Security Bulletin: Recommended Actions for Free, Premium, and Families Customers – LastPass Support
- Recommended Actions for LastPass Business
Security Bulletin: Recommended Actions for LastPass Business Administrators – LastPass Support
Key Learnings From The LastPass Breach
Cyberattacks are showing no signs of subsiding. Putting a positive spin on it, we can learn from these attacks and take preventive steps to protect the IT environment. With the LastPass breach, we now know:
- Tune-up systems
Improve system performance with regular audits and disk clean-ups and eliminate unused or rarely used files. Optimize usage with regular maintenance and updates across systems.
- Implement MFAs
MFA is an add-on for protection against threats and decreases the risk of poor password behavior like password reuse. Implementing PingOne MFA, PingID MFA, Okta MFA, and TOTP Authenticator App-based MFA is highly recommended to provide robust security to your account.

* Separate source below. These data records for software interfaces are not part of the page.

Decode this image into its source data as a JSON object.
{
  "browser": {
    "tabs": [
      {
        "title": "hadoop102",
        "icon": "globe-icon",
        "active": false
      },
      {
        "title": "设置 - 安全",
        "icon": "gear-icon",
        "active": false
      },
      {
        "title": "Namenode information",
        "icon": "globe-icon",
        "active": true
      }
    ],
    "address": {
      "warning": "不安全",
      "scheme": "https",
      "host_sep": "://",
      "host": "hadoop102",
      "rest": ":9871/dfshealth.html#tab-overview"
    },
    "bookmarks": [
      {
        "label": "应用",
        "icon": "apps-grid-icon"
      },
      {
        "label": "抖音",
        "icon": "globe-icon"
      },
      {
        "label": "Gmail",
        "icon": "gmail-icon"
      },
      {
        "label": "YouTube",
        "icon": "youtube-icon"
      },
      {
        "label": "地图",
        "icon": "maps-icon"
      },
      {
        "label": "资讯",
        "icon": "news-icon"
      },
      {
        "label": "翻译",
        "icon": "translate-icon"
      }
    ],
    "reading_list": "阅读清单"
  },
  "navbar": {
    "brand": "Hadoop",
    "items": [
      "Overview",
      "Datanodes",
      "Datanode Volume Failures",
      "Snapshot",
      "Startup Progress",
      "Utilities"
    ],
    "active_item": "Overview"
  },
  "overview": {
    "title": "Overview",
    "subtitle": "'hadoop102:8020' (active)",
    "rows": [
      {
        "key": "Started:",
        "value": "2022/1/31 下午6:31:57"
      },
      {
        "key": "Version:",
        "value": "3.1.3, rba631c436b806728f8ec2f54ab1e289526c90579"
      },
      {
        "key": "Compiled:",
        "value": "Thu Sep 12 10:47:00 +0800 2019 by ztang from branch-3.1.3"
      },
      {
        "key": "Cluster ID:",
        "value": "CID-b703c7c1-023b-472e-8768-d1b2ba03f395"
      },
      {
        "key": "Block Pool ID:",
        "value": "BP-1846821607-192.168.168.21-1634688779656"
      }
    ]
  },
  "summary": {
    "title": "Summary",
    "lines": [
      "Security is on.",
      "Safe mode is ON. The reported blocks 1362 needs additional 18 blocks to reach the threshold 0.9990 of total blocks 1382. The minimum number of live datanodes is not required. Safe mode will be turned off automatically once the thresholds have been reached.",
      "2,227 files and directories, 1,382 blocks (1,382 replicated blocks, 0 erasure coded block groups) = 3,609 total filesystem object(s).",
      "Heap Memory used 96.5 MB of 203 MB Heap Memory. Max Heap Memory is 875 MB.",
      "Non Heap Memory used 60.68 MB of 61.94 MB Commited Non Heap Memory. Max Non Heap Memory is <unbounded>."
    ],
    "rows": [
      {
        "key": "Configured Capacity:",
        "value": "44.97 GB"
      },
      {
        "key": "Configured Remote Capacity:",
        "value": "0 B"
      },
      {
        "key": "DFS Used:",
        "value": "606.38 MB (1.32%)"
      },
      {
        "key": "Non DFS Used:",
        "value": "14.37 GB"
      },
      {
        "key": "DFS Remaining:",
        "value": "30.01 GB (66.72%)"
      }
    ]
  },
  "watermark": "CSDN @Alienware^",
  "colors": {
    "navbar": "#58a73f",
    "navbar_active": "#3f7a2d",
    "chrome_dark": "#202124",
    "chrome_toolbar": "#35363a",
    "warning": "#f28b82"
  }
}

- Normalize IT infrastructure with posture anomaly management.
Get a holistic view of the IT infrastructure and be aware of the security risks that were once hidden. Posture Anomaly Management allows you to discover the obvious attack vectors in the network and implement more effective security measures. Also, you will have control over the security posture anomalies that could have unleashed massive attacks.
- Automate patching daily

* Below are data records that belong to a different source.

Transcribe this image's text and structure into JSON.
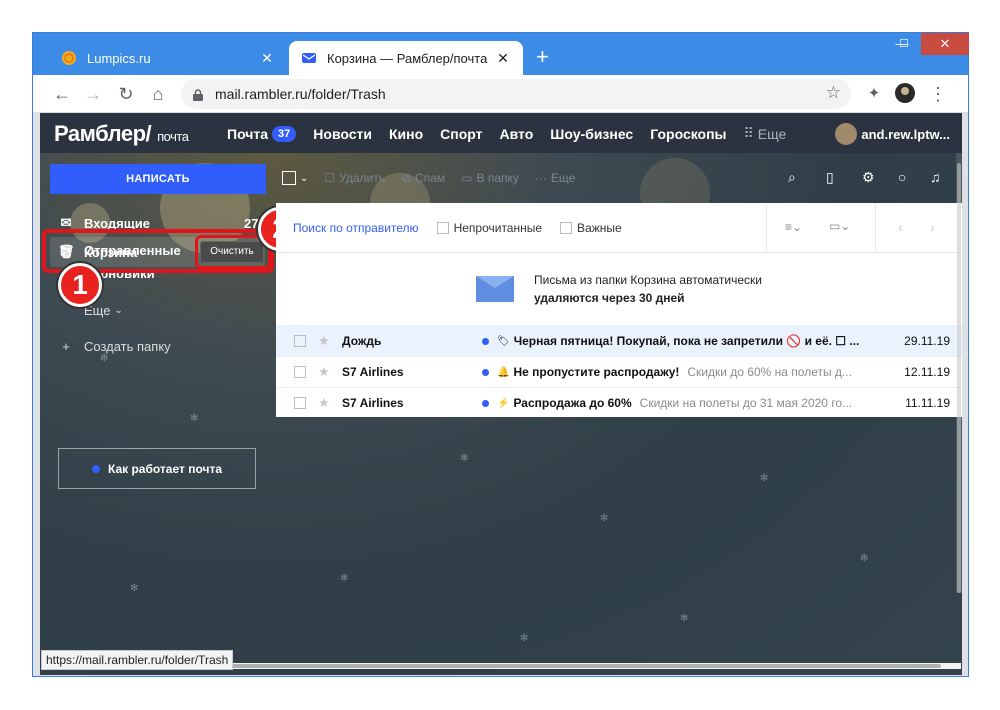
{
  "browser": {
    "tabs": [
      {
        "title": "Lumpics.ru",
        "favicon": "orange-circle-icon",
        "active": false
      },
      {
        "title": "Корзина — Рамблер/почта",
        "favicon": "mail-envelope-icon",
        "active": true
      }
    ],
    "new_tab": "+",
    "url": "mail.rambler.ru/folder/Trash",
    "status_url": "https://mail.rambler.ru/folder/Trash",
    "controls": {
      "minimize": "—",
      "maximize": "☐",
      "close": "✕"
    }
  },
  "rambler": {
    "logo": "Рамблер/",
    "logo_sub": "почта",
    "nav": [
      {
        "label": "Почта",
        "badge": "37"
      },
      {
        "label": "Новости"
      },
      {
        "label": "Кино"
      },
      {
        "label": "Спорт"
      },
      {
        "label": "Авто"
      },
      {
        "label": "Шоу-бизнес"
      },
      {
        "label": "Гороскопы"
      },
      {
        "label": "Еще"
      }
    ],
    "user": "and.rew.lptw..."
  },
  "sidebar": {
    "compose": "НАПИСАТЬ",
    "folders": [
      {
        "label": "Входящие",
        "count": "27",
        "icon": "inbox-icon"
      },
      {
        "label": "Отправленные",
        "icon": "sent-icon"
      },
      {
        "label": "Черновики",
        "icon": "drafts-icon"
      },
      {
        "label": "Корзина",
        "icon": "trash-icon"
      }
    ],
    "clear": "Очистить",
    "more": "Еще",
    "create_folder": "Создать папку",
    "how_it_works": "Как работает почта"
  },
  "toolbar": {
    "delete": "Удалить",
    "spam": "Спам",
    "to_folder": "В папку",
    "more": "Еще"
  },
  "filters": {
    "search_sender": "Поиск по отправителю",
    "unread": "Непрочитанные",
    "important": "Важные"
  },
  "notice": {
    "line1": "Письма из папки Корзина автоматически",
    "line2": "удаляются через 30 дней"
  },
  "messages": [
    {
      "from": "Дождь",
      "subject": "Черная пятница! Покупай, пока не запретили 🚫 и её. ☐ ...",
      "preview": "",
      "date": "29.11.19"
    },
    {
      "from": "S7 Airlines",
      "subject": "Не пропустите распродажу!",
      "preview": "Скидки до 60% на полеты д...",
      "date": "12.11.19"
    },
    {
      "from": "S7 Airlines",
      "subject": "Распродажа до 60%",
      "preview": "Скидки на полеты до 31 мая 2020 го...",
      "date": "11.11.19"
    }
  ],
  "markers": [
    "1",
    "2"
  ],
  "colors": {
    "accent": "#315efb",
    "highlight": "#e0151c",
    "header": "#2c3340"
  }
}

Automate the end-to-end patching tasks from scanning, prioritization, and testing to scheduled deployment. Auto patching reduces manual work and human errors. Create automation rules according to your organization’s requirements and execute faster patching across your network.
- Apply system hardening
Imply strict configuration system hardening measures on operating systems, servers, and enterprise applications to minimize the organization’s threat exposure.
Although LastPass implemented various security measures, they should have included basic prevention methods. Besides, cybercriminals use many techniques to infiltrate an organization’s network and perform malicious actions. But most of the time, they use similar methods to carry out their attacks. To stay safe and secure, look deep into your IT infrastructure, get insights, and normalize to nip it in the bud to keep cyberattacks at bay.